Assigned task: Bring together all lines of the material below that contain the string "value".
The data section start
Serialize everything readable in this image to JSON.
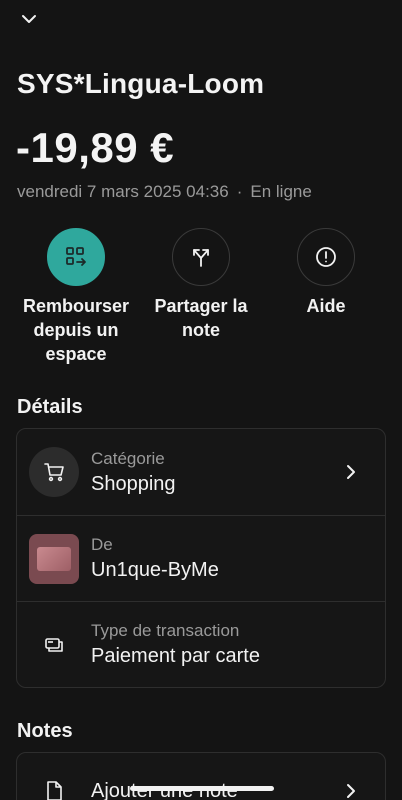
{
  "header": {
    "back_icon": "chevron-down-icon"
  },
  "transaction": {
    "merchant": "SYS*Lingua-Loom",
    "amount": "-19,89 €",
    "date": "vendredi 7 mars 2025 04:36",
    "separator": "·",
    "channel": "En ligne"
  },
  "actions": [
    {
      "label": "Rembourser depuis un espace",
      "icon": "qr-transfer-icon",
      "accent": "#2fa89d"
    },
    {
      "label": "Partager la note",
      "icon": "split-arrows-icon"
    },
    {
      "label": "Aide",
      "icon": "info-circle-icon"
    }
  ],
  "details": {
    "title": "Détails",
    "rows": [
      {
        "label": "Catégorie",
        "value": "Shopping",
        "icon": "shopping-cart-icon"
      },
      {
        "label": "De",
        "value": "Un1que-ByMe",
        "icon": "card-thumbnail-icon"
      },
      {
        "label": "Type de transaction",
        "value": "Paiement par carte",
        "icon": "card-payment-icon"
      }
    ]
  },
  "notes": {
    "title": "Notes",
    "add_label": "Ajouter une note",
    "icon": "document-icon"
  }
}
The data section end
Task answer:
        "value": "Shopping",
        "value": "Un1que-ByMe",
        "value": "Paiement par carte",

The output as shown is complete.